A few years ago, I found myself looking into what it would take to claim Austrian citizenship for myself. I had no interest in living in Austria but I wanted to have the option to live and work in Europe. One of my mother’s German Jewish friends had recently gotten her citizenship back and her children had also become German citizens, so I thought it wouldn’t be difficult for me to do the same. But it was. In fact, it was impossible. The law is as follows: If your mother is an Austrian citizen, or if she lost her citizenship due to persecution, you can claim citizenship, but only if you were born after 1983. To place this in context, my mother, who was just twelve when the family left Austria, was fifty-seven years old in 1983—well past her childbearing years. The law originally allowed only fathers to pass their citizenship on to their children, but realizing that this was sexist, the Austrian government amended the law in 1983 to include mothers; but the law was not retroactive, thus resulting in the absurdity exemplified by my mother’s case. It established a legal possibility that was in fact biologically impossible.
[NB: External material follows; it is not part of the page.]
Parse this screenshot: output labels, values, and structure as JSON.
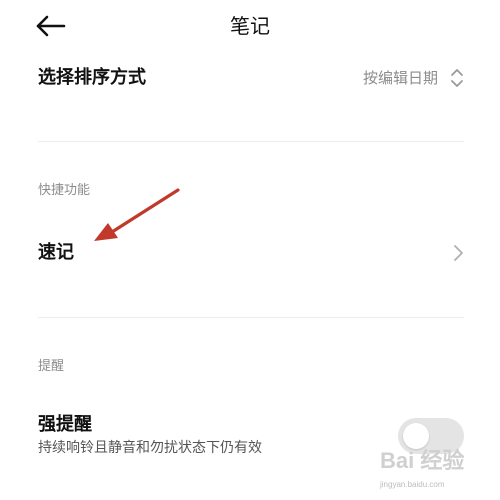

Last year, when my sister and I visited my mother, who is no longer a Catholic and has come to accept my sexual identity and no longer breaks into tears whenever I walk into the room, I suggested that we speak at least an hour of German every day of the visit. The first night we went out for Chinese food and managed to get through the whole meal in German, though we were all lazy about throwing in English words when the right German word didn’t come to mind. The second night, we all muddled through with the help of a little vodka. On the third night we gave up, not because we couldn’t do it or because it wasn’t amusing but because that’s all it was—amusing. German had finally become just a language, a rusty, old-fashioned tool that had been stored away in a box in the bowels of the basement for too long. Sure it worked, but it was best to leave it in the box, for we had an efficient, state-of-the-art, craftsman’s tool right at our fingertips—the English language, with which we now shape our experience.